## TASK DESCRIPTION
Your answer should consist of all lines in the listing that hold the word "comments".

## MATERIAL PROVIDED
———
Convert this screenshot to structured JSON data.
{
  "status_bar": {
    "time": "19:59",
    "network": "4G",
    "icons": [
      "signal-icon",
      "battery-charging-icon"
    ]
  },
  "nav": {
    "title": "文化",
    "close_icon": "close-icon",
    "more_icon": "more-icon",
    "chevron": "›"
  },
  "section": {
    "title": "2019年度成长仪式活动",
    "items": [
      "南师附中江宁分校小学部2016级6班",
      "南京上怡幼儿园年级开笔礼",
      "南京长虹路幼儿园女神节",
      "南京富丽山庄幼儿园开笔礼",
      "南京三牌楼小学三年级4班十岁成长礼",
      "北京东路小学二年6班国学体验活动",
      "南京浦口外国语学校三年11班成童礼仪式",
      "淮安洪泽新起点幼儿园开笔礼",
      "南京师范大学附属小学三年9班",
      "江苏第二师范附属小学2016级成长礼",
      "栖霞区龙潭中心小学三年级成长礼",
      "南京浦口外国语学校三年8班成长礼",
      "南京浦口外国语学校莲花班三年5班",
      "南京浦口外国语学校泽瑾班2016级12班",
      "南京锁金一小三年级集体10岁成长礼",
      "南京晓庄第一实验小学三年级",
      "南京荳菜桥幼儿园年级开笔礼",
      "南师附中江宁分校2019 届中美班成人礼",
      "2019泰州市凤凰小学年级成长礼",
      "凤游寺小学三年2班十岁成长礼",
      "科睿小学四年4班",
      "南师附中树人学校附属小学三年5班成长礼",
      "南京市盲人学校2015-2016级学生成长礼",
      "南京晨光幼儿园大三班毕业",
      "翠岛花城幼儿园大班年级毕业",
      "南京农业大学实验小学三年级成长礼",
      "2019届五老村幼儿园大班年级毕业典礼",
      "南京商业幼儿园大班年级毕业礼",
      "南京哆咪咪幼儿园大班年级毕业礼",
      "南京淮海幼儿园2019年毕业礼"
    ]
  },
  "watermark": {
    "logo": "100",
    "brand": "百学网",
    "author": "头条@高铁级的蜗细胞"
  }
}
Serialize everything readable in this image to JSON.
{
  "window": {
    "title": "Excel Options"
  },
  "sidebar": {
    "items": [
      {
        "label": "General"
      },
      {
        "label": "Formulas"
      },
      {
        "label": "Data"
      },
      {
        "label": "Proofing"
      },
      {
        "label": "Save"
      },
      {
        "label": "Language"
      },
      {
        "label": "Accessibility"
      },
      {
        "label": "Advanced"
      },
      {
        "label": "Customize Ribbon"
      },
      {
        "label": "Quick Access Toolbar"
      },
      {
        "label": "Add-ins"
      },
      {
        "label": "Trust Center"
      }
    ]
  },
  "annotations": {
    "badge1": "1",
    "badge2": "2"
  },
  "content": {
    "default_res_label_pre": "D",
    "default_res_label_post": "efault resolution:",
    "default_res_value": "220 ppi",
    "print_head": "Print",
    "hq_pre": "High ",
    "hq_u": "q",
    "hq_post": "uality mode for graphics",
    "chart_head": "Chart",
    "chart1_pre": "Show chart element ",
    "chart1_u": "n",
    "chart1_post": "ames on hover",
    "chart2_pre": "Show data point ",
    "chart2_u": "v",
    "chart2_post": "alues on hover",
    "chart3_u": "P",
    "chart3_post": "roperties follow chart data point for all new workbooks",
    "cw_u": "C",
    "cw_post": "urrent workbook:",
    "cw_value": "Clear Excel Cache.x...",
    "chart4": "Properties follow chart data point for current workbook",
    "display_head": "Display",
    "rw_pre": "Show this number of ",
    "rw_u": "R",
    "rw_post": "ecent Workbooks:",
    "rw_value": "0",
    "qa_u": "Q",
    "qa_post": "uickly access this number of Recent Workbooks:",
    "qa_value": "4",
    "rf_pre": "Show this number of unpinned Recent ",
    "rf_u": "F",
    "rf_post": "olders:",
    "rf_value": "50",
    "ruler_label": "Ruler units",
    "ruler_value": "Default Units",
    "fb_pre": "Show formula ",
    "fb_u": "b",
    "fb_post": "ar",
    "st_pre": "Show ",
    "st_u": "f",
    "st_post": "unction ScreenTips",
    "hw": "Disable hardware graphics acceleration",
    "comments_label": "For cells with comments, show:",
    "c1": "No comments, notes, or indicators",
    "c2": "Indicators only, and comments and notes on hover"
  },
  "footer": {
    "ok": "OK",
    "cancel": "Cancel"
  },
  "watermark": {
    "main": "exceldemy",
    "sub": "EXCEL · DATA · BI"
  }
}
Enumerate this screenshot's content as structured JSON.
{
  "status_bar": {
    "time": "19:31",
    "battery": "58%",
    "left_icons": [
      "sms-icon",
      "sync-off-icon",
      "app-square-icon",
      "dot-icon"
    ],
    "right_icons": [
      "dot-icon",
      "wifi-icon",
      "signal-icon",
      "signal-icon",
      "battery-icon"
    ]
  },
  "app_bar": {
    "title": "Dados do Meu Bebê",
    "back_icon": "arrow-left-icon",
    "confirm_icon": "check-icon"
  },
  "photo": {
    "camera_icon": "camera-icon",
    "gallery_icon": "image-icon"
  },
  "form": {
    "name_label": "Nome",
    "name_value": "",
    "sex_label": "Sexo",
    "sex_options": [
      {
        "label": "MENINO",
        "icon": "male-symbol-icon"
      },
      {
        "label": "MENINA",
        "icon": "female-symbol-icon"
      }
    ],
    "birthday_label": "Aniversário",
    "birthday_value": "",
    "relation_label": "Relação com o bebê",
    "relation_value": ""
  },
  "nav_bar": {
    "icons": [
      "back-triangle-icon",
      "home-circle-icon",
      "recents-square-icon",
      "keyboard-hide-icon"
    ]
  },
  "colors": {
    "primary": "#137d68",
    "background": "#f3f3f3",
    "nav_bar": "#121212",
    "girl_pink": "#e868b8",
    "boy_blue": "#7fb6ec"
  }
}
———
## EXPECTED OUTPUT
    "comments_label": "For cells with comments, show:",
    "c1": "No comments, notes, or indicators",
    "c2": "Indicators only, and comments and notes on hover"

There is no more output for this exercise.